    BR: Thats a different story, about a different problem.

  16. slowkarma says:

    I stumbled upon Celebrity Net Worth…

    http://www.celebritynetworth.com/articles/entertainment-articles/richest-rock-lead-singers-world/

    The #3 richest lead singer in the world…Jimmy Buffett, at $400 million. Wouldn’t have guessed that in a hundred years.

  17. DeDude says:

    Nutcase elect himself to be the sole supreme court justice with power to decide what is or is not constitutional – 59,000 morons applaud claiming to be defenders of the constitution.

    http://www.cnn.com/2013/01/16/us/oregon-sheriff-gun-laws/index.html?hpt=po_c2

  18. Biffah Bacon says:

    Fascinating thing about volcanos, climate change, and so on is that the fact that volcanic eruptions occur seasonally.
    http://discovermagazine.com/2003/feb/cover
    The hard version:
    http://onlinelibrary.wiley.com/doi/10.1029/2002JB002293/abstract

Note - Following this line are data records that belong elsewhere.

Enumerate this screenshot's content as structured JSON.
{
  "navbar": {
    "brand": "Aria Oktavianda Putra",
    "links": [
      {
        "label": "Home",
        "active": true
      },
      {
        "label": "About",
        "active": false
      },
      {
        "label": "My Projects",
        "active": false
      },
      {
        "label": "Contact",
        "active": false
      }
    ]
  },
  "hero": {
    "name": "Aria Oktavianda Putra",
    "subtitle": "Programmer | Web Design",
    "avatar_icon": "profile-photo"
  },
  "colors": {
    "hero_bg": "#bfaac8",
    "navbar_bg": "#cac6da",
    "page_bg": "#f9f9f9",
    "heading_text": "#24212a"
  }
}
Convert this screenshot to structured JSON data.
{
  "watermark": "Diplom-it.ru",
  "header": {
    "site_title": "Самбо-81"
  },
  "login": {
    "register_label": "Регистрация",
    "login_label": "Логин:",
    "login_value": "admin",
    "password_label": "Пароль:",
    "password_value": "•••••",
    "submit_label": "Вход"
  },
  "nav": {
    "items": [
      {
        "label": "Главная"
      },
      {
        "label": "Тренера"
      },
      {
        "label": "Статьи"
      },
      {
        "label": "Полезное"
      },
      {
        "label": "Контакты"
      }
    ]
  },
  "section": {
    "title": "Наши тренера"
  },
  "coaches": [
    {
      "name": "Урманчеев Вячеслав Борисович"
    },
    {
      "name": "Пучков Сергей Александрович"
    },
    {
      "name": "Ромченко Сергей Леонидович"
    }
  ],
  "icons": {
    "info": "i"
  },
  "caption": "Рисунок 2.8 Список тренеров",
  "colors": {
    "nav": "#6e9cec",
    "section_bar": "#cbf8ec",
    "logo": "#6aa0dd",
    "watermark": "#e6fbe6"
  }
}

    The world is a system and events have ripple effects
    http://www.anchoragepress.com/news/volcanic-eruptions-may-boost-alaska-gulf-salmon-runs/article_7dd8c272-f307-11e1-a93c-0019bb2963f4.html